■ WORK TO BE COMPLETED: Your copy of the data below must be exact and must leave out all pictures.

......

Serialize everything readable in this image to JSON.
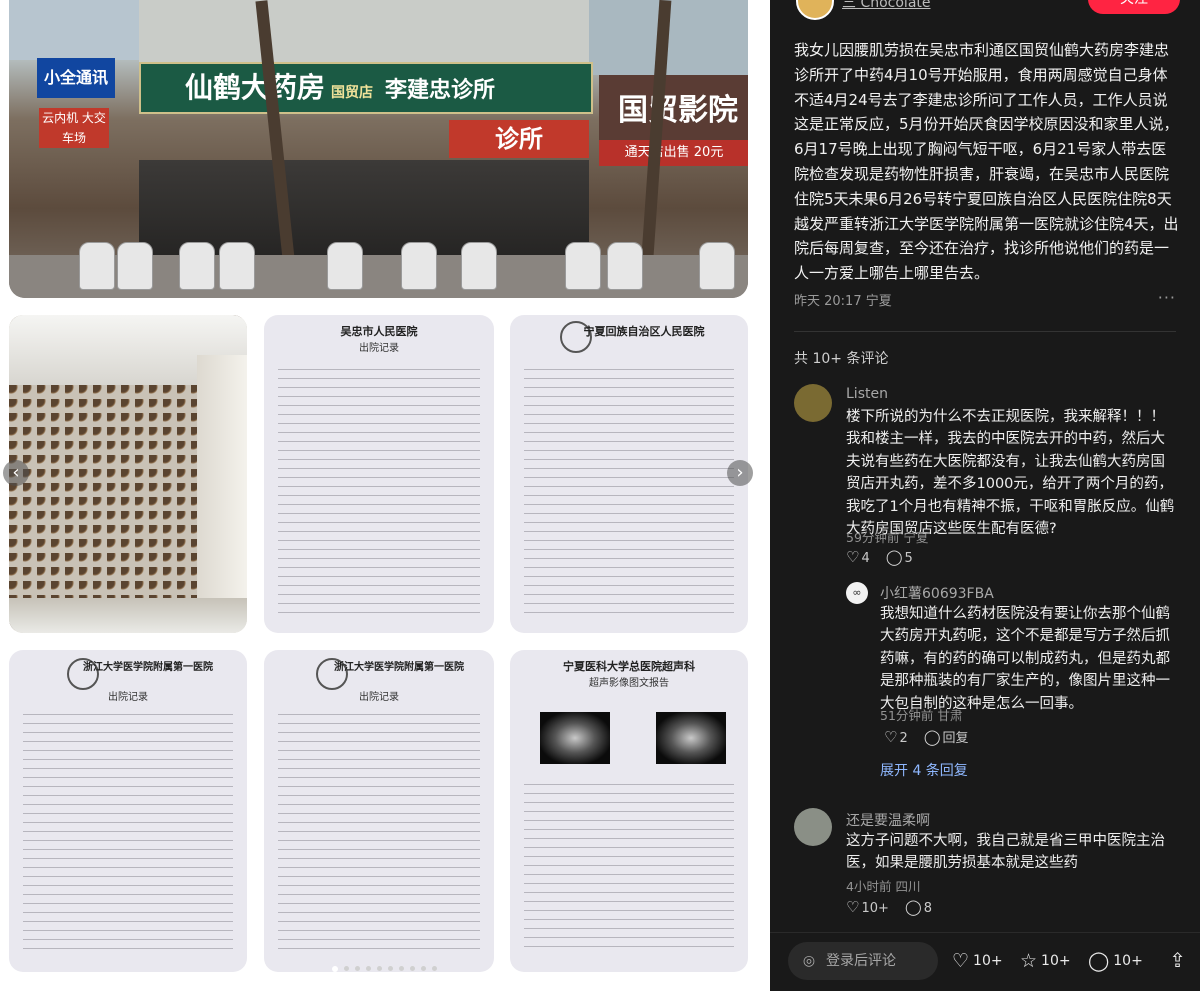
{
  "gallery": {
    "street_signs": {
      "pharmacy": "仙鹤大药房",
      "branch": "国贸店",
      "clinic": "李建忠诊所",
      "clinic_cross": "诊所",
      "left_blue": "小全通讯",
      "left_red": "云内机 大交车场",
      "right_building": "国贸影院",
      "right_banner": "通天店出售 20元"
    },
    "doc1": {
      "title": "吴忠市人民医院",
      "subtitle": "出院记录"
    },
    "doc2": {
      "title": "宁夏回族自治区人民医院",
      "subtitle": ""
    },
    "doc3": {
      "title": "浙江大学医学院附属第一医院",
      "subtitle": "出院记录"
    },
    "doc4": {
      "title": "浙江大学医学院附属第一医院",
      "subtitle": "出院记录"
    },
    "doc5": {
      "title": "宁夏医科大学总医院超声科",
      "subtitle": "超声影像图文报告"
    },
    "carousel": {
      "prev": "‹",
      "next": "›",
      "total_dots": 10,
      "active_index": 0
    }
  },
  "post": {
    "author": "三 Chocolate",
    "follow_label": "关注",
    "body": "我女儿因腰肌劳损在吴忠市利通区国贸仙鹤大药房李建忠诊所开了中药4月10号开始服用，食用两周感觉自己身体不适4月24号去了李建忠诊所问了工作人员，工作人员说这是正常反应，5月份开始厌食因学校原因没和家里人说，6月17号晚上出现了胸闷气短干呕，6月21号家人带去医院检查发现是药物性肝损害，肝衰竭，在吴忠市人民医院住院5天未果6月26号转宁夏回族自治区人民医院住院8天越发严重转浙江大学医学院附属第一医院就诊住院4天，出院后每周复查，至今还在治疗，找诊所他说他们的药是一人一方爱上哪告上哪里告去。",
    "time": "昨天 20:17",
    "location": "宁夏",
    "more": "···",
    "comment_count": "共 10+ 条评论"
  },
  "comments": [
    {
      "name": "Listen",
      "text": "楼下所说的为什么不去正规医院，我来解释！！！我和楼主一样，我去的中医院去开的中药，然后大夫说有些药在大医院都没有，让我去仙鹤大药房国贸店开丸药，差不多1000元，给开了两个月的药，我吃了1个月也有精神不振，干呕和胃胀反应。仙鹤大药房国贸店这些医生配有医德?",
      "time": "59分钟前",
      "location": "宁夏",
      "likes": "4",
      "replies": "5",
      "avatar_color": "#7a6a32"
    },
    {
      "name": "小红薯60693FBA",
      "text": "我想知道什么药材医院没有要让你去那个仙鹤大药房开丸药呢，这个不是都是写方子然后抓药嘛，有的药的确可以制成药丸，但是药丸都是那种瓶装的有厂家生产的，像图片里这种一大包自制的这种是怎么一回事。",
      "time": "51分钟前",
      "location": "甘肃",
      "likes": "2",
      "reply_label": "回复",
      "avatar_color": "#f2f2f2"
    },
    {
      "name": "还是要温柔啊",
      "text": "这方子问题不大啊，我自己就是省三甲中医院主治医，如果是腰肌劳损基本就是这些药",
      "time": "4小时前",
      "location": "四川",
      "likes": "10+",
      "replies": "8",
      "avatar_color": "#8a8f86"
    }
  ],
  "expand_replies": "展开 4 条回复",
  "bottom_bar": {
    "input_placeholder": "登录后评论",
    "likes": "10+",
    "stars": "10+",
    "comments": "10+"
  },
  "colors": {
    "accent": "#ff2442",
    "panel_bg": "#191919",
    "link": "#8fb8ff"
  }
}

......

■ EXERCISE OUTPUT:
Serialize everything readable in this image to JSON.
{
  "gallery": {
    "street_signs": {
      "pharmacy": "仙鹤大药房",
      "branch": "国贸店",
      "clinic": "李建忠诊所",
      "clinic_cross": "诊所",
      "left_blue": "小全通讯",
      "left_red": "云内机 大交车场",
      "right_building": "国贸影院",
      "right_banner": "通天店出售 20元"
    },
    "doc1": {
      "title": "吴忠市人民医院",
      "subtitle": "出院记录"
    },
    "doc2": {
      "title": "宁夏回族自治区人民医院",
      "subtitle": ""
    },
    "doc3": {
      "title": "浙江大学医学院附属第一医院",
      "subtitle": "出院记录"
    },
    "doc4": {
      "title": "浙江大学医学院附属第一医院",
      "subtitle": "出院记录"
    },
    "doc5": {
      "title": "宁夏医科大学总医院超声科",
      "subtitle": "超声影像图文报告"
    },
    "carousel": {
      "prev": "‹",
      "next": "›",
      "total_dots": 10,
      "active_index": 0
    }
  },
  "post": {
    "author": "三 Chocolate",
    "follow_label": "关注",
    "body": "我女儿因腰肌劳损在吴忠市利通区国贸仙鹤大药房李建忠诊所开了中药4月10号开始服用，食用两周感觉自己身体不适4月24号去了李建忠诊所问了工作人员，工作人员说这是正常反应，5月份开始厌食因学校原因没和家里人说，6月17号晚上出现了胸闷气短干呕，6月21号家人带去医院检查发现是药物性肝损害，肝衰竭，在吴忠市人民医院住院5天未果6月26号转宁夏回族自治区人民医院住院8天越发严重转浙江大学医学院附属第一医院就诊住院4天，出院后每周复查，至今还在治疗，找诊所他说他们的药是一人一方爱上哪告上哪里告去。",
    "time": "昨天 20:17",
    "location": "宁夏",
    "more": "···",
    "comment_count": "共 10+ 条评论"
  },
  "comments": [
    {
      "name": "Listen",
      "text": "楼下所说的为什么不去正规医院，我来解释！！！我和楼主一样，我去的中医院去开的中药，然后大夫说有些药在大医院都没有，让我去仙鹤大药房国贸店开丸药，差不多1000元，给开了两个月的药，我吃了1个月也有精神不振，干呕和胃胀反应。仙鹤大药房国贸店这些医生配有医德?",
      "time": "59分钟前",
      "location": "宁夏",
      "likes": "4",
      "replies": "5",
      "avatar_color": "#7a6a32"
    },
    {
      "name": "小红薯60693FBA",
      "text": "我想知道什么药材医院没有要让你去那个仙鹤大药房开丸药呢，这个不是都是写方子然后抓药嘛，有的药的确可以制成药丸，但是药丸都是那种瓶装的有厂家生产的，像图片里这种一大包自制的这种是怎么一回事。",
      "time": "51分钟前",
      "location": "甘肃",
      "likes": "2",
      "reply_label": "回复",
      "avatar_color": "#f2f2f2"
    },
    {
      "name": "还是要温柔啊",
      "text": "这方子问题不大啊，我自己就是省三甲中医院主治医，如果是腰肌劳损基本就是这些药",
      "time": "4小时前",
      "location": "四川",
      "likes": "10+",
      "replies": "8",
      "avatar_color": "#8a8f86"
    }
  ],
  "expand_replies": "展开 4 条回复",
  "bottom_bar": {
    "input_placeholder": "登录后评论",
    "likes": "10+",
    "stars": "10+",
    "comments": "10+"
  },
  "colors": {
    "accent": "#ff2442",
    "panel_bg": "#191919",
    "link": "#8fb8ff"
  }
}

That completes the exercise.